When we finally got home again, we got back into the swing of the feeding. And gradually, the pain started to subside and I didn’t feel a resentment towards her every time she wanted to eat. It was also at this time that I attend a breastfeeding cafe. I went into the Hall where this was held, with a really bad attitude, thinking how on earth could this help, I’m really sulking at this point and just want to go home again. Luckily my husband pushed me through the doors and I sat down, with a biscuit and hot tea placed in my hands. On that day, my level of confidence change immediately because I was surrounded by loads of breastfeeding mothers going through the exact same thing.
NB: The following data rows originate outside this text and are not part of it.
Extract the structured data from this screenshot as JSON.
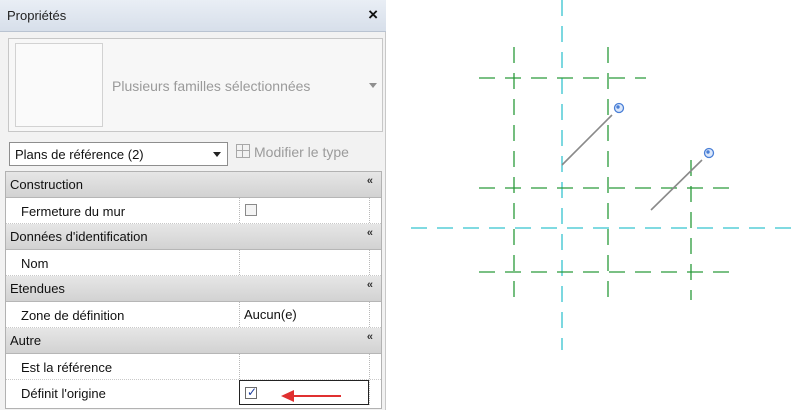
{
  "panel": {
    "title": "Propriétés",
    "close_glyph": "×",
    "preview": {
      "label": "Plusieurs familles sélectionnées"
    },
    "type_selector": {
      "value": "Plans de référence (2)"
    },
    "edit_type_label": "Modifier le type",
    "collapse_glyph": "«",
    "sections": [
      {
        "label": "Construction",
        "props": [
          {
            "label": "Fermeture du mur",
            "value": "",
            "checkbox": true,
            "checked": false
          }
        ]
      },
      {
        "label": "Données d'identification",
        "props": [
          {
            "label": "Nom",
            "value": ""
          }
        ]
      },
      {
        "label": "Etendues",
        "props": [
          {
            "label": "Zone de définition",
            "value": "Aucun(e)"
          }
        ]
      },
      {
        "label": "Autre",
        "props": [
          {
            "label": "Est la référence",
            "value": ""
          },
          {
            "label": "Définit l'origine",
            "value": "",
            "checkbox": true,
            "checked": true
          }
        ]
      }
    ]
  },
  "colors": {
    "reference_plane_dash": "#2a9a3a",
    "level_dash": "#35c3cf",
    "selected_line": "#8a8a8a",
    "handle": "#4a7fd6",
    "annotation_arrow": "#e03030"
  },
  "icons": {
    "close": "close-icon",
    "dropdown": "chevron-down-icon",
    "edit_type": "edit-type-icon",
    "collapse": "collapse-icon",
    "annotation": "red-arrow-icon"
  }
}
So we all sat there with our nipples hanging out drinking tea. Honestly it was liberating and a game changer. And I was going to do this breastfeeding thing. With this change in confidence, I felt able to feed in public and as the pain reduced day by day, I was now getting into the swing of things. I COULD DO THIS!

 

Fast forward a couple of months and I don’t even need my cover, I couldn’t care less if someone sees a flash of boob, by baby is hungry. My husband had his response ready for anyone who might object or pass comment. But actually he’s never had to pull this out of the bag. Honestly it almost started to become funny, the places you could breastfeed a baby. London Bridge station concourse, a park bench, in a lay-by, in the car. Just whip it out and you’re done. It was all worth it to feed that little human, who by now was doing so well from mummas milk that she had rolls like the Michelin man.

 

To my utter amazement we’ve managed 6 months of breastfeeding exclusively and I honestly couldn’t be more proud of myself. It’s been teamwork with all three of us but it’s worked, we did it, and now I think I’m going to carry on until, well, I’m not sure when, but we’re carrying on.

 

It’s been the best journey of my life and has cemented such a lovely relationship between my baby girl and I. It’s also just reminded me of how great my husband is. He’s been so supportive of this journey and I wouldn’t have been able to continue without him.

 

I don’t want to brag but WE SMASHED IT. CHEERS, CLAPPING, CHAMPAGNE. Take a bow.